What Is a Casino?

A casino is a place that offers various types of gambling activities for entertainment purposes. Its name comes from the Italian word for “village.” Modern casinos are like indoor amusement parks for adults, with the vast majority of their entertainment (and profits for the owners) coming from gambling. They are found around the world in a variety of forms, including land-based establishments, riverboat casinos, and online casinos.

Casinos are governed by local, state, and federal laws, as well as industry regulations. They typically offer a wide range of games, including poker, blackjack, roulette, craps, and slot machines. They also have restaurants and bars, as well as live entertainment. Casinos employ many security measures to deter cheating and stealing by patrons, and they spend a lot of time and money on surveillance systems.

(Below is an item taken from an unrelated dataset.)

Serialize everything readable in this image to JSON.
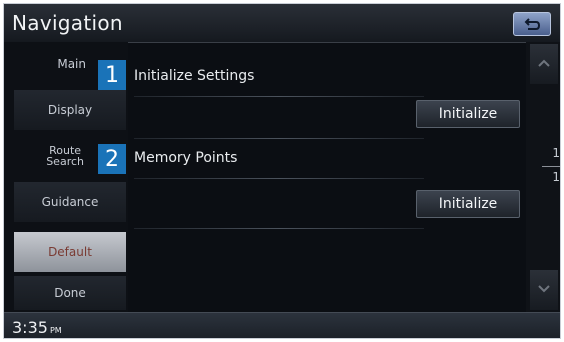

The modern casino is a complex facility that combines a hotel, restaurant, nightclub, shopping center, and gaming rooms into one building. Some casinos are built with the latest technology, while others are more traditional in style. The Casino Lisboa in Macao is an example of a spectacular, modern casino. This architectural masterpiece is shaped to look and feel like a birdcage, and it is illuminated by more than a million LED lights.

Because of the large amount of money that is handled in casinos, both patrons and staff may be tempted to cheat or steal, either in collusion with each other or on their own. This is why casinos devote so much time and money to security. In addition to armed security guards and cameras, many casinos now employ high-tech systems that monitor every table, window, and doorway. These systems enable casinos to oversee exactly how much is being wagered minute by minute, and to discover any statistical deviations from expected results quickly.

Since every game in a casino gives the house an expected profit, it is impossible for a casino to lose money on any particular day. Therefore, to increase their gross profit casinos reward big bettors with extravagant inducements such as free spectacular entertainment, discounted travel packages, luxury living quarters, and reduced-fare transportation. Casinos often advertise their perks as “comps,” short for complementary.

In the 1960s, Las Vegas became a mecca for organized crime figures seeking a legal outlet for their drug dealing and extortion money. The mob provided the bankroll for some of the first casinos in the United States, and it eventually took sole or partial ownership of some of them. Because of this taint on gambling, legitimate businessmen were reluctant to invest in casinos.

In the 1980s and ’90s, many American states changed their antigambling laws to permit casinos, and casinos were established in Atlantic City and on American Indian reservations, where they are exempt from state gambling statutes. Today, there are more than 3,000 casinos worldwide, with more being added each year. Most are located in areas that attract tourists, such as resorts and cities. Some are owned by major corporations, while others are run by tribes or individuals.